▶ **TASK**:
Every line of the entries below that carries the string "luôn" should be copied.

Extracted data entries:
========
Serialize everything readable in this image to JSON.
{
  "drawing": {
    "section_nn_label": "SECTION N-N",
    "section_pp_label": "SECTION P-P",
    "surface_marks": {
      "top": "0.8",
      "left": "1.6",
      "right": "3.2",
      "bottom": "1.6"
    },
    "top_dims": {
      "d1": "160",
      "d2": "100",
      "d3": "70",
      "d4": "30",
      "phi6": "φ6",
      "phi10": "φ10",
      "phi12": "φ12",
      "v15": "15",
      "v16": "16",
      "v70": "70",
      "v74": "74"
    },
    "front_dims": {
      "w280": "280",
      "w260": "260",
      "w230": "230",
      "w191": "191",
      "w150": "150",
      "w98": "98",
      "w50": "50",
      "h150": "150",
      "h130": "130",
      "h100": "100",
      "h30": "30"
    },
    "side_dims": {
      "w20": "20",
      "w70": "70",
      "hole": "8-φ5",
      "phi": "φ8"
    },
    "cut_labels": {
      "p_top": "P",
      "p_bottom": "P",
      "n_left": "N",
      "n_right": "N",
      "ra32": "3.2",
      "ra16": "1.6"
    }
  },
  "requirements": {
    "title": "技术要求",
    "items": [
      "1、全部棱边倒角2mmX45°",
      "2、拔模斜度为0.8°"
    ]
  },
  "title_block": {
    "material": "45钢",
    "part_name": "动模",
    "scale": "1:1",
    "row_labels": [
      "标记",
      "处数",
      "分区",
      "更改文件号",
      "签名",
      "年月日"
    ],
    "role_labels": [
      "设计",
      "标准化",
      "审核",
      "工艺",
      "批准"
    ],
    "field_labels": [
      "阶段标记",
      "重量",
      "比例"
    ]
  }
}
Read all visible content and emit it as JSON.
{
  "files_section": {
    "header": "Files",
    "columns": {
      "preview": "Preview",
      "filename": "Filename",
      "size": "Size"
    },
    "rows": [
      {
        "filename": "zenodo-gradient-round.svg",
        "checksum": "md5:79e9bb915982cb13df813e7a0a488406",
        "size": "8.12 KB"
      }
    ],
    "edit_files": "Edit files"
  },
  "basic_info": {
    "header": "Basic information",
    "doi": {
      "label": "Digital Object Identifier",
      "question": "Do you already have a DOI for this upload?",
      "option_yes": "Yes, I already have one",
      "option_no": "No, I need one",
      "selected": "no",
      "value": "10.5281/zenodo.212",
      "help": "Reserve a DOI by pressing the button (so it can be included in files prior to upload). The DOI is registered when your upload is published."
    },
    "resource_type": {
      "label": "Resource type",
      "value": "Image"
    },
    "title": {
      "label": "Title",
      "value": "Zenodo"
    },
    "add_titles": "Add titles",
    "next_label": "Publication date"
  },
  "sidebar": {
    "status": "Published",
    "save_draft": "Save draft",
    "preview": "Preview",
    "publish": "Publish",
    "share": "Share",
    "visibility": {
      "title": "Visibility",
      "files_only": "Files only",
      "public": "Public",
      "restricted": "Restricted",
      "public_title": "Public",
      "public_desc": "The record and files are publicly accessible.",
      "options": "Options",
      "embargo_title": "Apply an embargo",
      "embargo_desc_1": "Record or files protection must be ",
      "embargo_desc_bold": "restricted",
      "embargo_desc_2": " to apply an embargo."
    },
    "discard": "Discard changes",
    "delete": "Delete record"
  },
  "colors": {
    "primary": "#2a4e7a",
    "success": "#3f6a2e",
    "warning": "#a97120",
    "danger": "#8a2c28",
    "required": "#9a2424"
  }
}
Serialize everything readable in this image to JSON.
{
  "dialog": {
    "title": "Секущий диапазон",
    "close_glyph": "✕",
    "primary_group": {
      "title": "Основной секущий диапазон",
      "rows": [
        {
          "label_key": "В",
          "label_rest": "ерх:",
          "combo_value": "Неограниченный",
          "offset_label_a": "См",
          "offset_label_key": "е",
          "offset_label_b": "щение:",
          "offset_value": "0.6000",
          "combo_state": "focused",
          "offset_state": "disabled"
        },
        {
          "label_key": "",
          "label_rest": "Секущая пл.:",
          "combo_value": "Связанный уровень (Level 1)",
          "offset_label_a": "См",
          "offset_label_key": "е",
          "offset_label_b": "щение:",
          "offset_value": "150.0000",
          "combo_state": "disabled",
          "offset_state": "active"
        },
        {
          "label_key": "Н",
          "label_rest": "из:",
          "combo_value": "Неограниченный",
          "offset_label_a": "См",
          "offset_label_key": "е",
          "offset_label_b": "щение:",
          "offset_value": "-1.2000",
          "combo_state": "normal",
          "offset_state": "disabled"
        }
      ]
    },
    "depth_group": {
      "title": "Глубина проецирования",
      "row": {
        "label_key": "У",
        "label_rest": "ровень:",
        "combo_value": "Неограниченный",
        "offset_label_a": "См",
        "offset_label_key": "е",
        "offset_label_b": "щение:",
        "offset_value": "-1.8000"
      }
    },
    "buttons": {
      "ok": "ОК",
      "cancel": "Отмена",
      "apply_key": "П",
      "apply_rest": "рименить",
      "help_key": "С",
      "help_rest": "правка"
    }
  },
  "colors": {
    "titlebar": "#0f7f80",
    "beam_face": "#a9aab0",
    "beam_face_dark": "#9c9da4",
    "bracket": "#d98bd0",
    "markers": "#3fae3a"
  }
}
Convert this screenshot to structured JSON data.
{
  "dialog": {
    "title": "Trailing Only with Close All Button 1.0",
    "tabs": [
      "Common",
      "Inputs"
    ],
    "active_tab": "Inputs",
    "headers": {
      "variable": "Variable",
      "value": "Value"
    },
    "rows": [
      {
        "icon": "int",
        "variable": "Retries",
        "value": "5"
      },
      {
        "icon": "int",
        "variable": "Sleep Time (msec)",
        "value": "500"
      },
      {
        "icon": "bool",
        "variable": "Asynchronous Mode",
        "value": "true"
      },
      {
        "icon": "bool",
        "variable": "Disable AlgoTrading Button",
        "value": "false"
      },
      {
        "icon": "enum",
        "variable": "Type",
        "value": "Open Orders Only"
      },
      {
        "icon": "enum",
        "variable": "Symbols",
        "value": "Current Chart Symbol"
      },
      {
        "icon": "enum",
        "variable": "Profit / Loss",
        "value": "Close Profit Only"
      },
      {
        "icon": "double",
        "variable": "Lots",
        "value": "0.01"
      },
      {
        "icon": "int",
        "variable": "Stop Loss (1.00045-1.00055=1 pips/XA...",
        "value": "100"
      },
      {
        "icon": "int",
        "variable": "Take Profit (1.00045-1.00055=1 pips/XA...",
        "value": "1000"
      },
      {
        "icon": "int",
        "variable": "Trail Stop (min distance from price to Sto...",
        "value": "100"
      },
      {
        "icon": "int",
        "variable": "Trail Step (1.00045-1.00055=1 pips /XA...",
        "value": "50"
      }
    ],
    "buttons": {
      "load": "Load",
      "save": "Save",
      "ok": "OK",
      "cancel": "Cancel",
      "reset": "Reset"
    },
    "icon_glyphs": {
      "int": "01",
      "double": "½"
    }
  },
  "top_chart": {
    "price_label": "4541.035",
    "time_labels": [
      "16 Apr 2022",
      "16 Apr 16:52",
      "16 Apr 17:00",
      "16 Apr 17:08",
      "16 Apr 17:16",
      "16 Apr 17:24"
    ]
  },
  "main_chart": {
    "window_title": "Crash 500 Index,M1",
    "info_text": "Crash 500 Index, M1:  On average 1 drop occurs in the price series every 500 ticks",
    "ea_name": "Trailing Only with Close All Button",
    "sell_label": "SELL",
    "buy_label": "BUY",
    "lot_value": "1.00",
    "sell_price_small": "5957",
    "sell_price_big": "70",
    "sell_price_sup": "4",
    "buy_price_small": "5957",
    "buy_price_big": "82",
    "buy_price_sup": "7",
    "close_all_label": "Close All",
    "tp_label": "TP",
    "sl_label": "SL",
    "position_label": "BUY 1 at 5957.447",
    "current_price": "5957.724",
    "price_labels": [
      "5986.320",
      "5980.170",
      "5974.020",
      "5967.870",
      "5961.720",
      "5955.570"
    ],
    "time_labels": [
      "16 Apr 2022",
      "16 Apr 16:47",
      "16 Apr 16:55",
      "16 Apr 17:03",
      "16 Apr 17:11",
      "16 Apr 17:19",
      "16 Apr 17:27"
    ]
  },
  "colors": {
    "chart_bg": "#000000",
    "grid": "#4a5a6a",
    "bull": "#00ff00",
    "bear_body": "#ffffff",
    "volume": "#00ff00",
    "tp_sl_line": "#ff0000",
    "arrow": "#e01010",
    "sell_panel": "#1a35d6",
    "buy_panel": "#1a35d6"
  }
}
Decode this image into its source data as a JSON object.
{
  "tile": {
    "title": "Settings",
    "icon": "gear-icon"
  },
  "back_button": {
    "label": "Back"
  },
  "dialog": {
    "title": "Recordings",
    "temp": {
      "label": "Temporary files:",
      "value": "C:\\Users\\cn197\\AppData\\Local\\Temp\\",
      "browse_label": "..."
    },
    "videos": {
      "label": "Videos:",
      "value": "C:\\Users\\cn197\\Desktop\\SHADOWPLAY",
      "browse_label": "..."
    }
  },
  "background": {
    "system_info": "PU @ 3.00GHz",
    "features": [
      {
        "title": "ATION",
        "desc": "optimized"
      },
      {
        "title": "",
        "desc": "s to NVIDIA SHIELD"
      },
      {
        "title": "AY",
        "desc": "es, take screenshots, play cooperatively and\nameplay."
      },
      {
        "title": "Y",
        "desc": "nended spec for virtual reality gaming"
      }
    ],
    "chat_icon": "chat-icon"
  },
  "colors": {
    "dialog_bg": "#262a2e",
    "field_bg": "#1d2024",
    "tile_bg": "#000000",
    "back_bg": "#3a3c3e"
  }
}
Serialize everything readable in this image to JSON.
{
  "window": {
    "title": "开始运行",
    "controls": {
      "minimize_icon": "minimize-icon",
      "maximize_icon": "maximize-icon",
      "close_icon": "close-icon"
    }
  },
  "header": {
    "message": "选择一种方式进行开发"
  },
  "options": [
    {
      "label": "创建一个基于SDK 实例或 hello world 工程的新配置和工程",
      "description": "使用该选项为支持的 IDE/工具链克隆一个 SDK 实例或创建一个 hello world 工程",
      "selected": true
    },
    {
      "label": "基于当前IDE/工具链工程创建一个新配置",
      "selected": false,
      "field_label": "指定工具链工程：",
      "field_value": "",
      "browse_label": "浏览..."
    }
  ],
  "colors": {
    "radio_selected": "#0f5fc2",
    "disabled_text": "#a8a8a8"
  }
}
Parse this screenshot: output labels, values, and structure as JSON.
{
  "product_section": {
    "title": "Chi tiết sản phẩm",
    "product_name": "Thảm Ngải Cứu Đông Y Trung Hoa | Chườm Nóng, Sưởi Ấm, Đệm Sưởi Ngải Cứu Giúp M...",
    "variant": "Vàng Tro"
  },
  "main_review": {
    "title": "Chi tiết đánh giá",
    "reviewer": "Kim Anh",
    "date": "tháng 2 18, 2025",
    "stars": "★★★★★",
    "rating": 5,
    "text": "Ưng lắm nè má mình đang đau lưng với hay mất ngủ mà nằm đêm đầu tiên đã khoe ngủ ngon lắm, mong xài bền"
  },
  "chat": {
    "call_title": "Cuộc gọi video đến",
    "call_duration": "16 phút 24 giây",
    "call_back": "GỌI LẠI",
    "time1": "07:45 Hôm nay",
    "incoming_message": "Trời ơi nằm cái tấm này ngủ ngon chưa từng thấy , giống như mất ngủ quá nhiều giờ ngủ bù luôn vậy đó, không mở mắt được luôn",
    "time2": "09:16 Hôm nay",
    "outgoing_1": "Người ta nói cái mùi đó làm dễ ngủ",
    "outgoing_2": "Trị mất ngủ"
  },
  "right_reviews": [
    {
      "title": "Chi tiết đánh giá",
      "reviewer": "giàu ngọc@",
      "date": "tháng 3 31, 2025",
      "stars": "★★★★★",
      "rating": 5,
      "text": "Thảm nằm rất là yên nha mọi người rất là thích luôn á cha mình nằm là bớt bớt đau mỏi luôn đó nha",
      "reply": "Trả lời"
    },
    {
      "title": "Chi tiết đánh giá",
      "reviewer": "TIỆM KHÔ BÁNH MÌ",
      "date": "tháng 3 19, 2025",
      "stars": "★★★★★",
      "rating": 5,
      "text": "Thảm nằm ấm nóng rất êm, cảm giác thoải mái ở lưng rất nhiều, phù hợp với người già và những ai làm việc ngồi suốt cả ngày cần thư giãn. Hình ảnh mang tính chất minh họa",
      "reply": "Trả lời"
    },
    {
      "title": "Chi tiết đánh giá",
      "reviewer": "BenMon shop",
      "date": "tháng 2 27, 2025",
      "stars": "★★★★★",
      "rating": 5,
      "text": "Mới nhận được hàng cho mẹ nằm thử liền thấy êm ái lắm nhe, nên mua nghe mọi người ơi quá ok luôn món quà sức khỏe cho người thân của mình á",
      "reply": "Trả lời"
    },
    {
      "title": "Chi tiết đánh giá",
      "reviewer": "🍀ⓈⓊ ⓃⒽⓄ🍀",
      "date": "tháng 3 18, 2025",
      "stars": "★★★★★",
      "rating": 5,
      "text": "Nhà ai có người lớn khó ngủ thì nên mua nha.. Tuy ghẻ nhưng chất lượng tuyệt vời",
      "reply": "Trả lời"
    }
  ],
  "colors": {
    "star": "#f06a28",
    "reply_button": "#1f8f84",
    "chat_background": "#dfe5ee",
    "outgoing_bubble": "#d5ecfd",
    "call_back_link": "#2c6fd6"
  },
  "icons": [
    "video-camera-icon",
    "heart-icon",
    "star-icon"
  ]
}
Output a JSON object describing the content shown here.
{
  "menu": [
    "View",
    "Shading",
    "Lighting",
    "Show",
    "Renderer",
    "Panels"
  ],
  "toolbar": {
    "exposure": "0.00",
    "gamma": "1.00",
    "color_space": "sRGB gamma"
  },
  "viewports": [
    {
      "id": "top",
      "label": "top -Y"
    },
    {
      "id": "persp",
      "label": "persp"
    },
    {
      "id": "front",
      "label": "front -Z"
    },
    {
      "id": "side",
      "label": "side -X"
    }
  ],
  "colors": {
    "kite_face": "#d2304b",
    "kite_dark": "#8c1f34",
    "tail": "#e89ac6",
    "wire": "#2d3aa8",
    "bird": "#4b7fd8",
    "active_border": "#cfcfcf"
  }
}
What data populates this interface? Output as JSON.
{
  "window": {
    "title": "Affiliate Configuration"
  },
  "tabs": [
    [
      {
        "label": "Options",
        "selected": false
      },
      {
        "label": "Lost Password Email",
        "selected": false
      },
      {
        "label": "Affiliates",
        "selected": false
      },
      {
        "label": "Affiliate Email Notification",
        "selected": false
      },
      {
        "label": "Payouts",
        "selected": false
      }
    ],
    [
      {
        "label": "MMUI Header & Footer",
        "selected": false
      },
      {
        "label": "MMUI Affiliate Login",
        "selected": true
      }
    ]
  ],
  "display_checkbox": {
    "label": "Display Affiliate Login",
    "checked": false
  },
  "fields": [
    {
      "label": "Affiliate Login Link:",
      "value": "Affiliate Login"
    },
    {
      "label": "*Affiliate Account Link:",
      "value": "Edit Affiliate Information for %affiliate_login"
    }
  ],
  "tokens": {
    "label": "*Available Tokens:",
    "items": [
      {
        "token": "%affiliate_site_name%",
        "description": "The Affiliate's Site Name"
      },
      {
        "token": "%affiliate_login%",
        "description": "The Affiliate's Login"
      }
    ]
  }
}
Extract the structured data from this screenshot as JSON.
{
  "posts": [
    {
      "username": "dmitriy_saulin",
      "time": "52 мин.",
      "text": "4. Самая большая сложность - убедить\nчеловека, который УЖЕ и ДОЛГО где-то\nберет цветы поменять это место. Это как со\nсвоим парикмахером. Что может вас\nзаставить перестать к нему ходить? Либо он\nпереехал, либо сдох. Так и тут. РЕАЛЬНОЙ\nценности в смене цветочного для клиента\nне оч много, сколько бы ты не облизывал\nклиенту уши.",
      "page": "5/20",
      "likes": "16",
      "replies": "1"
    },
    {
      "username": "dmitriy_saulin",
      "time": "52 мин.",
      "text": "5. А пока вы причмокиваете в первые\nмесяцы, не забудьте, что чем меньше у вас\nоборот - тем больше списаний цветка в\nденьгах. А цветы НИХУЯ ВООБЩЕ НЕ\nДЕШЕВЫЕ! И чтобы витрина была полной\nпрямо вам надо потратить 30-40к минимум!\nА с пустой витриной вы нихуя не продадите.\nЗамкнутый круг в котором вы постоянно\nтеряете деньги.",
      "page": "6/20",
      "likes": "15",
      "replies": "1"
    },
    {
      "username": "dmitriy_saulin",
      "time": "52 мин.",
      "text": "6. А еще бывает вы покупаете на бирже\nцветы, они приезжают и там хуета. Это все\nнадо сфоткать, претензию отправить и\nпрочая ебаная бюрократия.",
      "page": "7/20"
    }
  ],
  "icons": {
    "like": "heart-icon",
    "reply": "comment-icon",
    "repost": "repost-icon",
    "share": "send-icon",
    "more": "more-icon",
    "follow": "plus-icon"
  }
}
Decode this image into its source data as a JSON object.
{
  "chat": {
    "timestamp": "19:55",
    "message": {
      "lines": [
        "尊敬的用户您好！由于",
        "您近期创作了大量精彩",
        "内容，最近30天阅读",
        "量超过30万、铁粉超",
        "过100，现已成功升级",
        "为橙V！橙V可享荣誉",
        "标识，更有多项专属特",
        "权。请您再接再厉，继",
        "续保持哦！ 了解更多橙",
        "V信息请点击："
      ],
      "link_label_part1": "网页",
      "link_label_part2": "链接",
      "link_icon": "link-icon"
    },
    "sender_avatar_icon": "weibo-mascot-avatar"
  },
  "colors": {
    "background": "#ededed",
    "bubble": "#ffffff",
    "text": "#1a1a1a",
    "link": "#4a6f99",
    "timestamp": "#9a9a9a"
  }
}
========
▶ **RESPONSE TO THIS TASK**:
    "incoming_message": "Trời ơi nằm cái tấm này ngủ ngon chưa từng thấy , giống như mất ngủ quá nhiều giờ ngủ bù luôn vậy đó, không mở mắt được luôn",
      "text": "Thảm nằm rất là yên nha mọi người rất là thích luôn á cha mình nằm là bớt bớt đau mỏi luôn đó nha",
      "text": "Mới nhận được hàng cho mẹ nằm thử liền thấy êm ái lắm nhe, nên mua nghe mọi người ơi quá ok luôn món quà sức khỏe cho người thân của mình á",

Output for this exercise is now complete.